Recently I was staying in a country house in Arkville, New York, nestled in the western Catskill mountains. The house was furnished in fine, spare retail-modernist Design-Within-Reach style and, as a seemingly grand accent, featured a stately grand piano. Lovely. Easy enough to take for granted. However, my brother-in-law, a gifted musician and programmer, sensitive to things like instruments, systems and the built environment, was naturally drawn to inspect this rather grand grand piano a bit more closely. What he discovered was nothing less than an astonishment – grafted throughout the body of this Steinway piano was a massive electrical, analog, mechanical self-playing (or “reproducing”) mechanism. Just exploring the machine, with no understanding or appreciation for its functions, was incredible in itself. Exquisite construction, the combination of engineering, instrumentation and carpentry. It was also profoundly otherworldly, like actually discovering some marooned technology from an alternate steampunk version of our reality. For real.

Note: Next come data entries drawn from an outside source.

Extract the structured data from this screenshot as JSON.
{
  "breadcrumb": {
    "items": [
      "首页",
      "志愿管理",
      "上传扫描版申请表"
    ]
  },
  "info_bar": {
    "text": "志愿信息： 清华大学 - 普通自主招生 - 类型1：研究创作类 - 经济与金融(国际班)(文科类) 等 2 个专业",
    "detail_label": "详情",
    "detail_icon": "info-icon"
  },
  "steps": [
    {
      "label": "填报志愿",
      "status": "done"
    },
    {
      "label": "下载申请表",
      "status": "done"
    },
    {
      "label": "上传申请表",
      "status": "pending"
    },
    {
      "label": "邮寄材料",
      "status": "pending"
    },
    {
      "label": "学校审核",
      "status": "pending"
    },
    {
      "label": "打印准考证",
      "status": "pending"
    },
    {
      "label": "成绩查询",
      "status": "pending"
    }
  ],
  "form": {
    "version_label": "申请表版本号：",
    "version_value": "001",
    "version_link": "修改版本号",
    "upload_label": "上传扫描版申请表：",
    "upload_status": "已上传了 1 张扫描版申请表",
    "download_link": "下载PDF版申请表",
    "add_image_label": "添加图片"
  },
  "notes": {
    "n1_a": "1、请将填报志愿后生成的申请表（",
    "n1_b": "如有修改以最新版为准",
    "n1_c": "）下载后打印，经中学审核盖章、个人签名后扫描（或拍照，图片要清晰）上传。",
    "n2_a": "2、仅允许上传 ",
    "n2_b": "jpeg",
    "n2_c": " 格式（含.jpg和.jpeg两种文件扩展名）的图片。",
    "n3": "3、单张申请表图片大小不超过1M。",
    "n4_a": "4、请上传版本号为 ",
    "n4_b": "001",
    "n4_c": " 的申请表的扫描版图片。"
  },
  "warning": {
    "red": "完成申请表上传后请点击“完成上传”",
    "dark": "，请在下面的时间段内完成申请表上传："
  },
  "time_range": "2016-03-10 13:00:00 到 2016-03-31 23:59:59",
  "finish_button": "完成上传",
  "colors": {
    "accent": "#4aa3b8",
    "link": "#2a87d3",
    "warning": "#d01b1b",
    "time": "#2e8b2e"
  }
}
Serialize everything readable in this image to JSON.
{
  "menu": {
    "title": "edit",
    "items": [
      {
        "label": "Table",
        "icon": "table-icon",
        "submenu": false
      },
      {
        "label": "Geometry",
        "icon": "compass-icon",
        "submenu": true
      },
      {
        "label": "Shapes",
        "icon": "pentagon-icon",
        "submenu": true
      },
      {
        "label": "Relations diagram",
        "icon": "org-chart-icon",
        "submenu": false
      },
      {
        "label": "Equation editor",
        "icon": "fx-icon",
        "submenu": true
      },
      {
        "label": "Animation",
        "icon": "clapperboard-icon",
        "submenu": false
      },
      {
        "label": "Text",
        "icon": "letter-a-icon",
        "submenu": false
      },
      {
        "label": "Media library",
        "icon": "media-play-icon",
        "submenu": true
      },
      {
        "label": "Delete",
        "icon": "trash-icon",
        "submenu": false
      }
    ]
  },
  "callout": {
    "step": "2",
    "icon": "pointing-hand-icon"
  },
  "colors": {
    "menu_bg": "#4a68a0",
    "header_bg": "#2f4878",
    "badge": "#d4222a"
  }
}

Reading about it later only deepened my fascination. The excerpts below, taken from two restoration companies, give a sense of the breathtaking ingenuity of these devices. Consider they debuted in 1914, only a few years after commercial electricity itself…
For anyone with even a glimmer of interest I highly recommend fully going down the rabbit hole on this technology – following the technological details of how these functioned, and how the rolls were recorded – all of it. Gobsmacking.
The Reproducing Player Grand Piano was the most technologically advanced form of home entertainment during the early 20th Century. Designed to reproduce a live performance, these instruments could mimic every nuance of a real pianist, giving the illusion of a true live performance in real time. These instruments would have cost as much as $3,500+ new in the 1920s, the cost of a small house. The ultimate home entertainment system of the Gatsby age, these rare pianos were built in small numbers and are quite rare today.
The Steinway & Sons Duo-Art player consists of over 8,200 moving parts… as in all standard reproducing pianos, an electric suction pump powers the playing mechanism and supplies a sufficient level of suction for the maximum loudness needed by the piano. Proprietary dynamic control devices reduce this suction level in various sophisticated ways so that a wide variety of dynamic effects is possible.
A perforated music roll passes over a tracker bar, which has holes in it connected via many small tubes to the individual note mechanisms of the instrument. At the left-hand edge of the music roll (and also at the right-hand, which is not shown), there are four special perforation positions which do not operate notes…the four dynamic coding perforations on the roll can be combined, allowing for sixteen degrees of dynamic control.
Duo-Art used a real-time perforator to produce an original roll as the artist played. Dynamics were not recorded automatically but were created on the roll as the artist played, by two dials and their associated mechanisms, controlled by the recording producer, who sat to the left and slightly behind the pianist.
Under the keys of the recording piano was a series of electrical contacts which ran through a cable to a separate room, where the rather noisy perforating machine was housed.
Once an Aeolian Duo-Art information original roll had been perforated, the roll was then copied to a much longer stencil roll, on thicker paper, which was then used to produce several copies for editing purposes, known as trials… Lastly, the final trial was approved and signed by the pianist, and became a pattern, to be used as a proofing copy in the manufacture of the roll for commercial sale.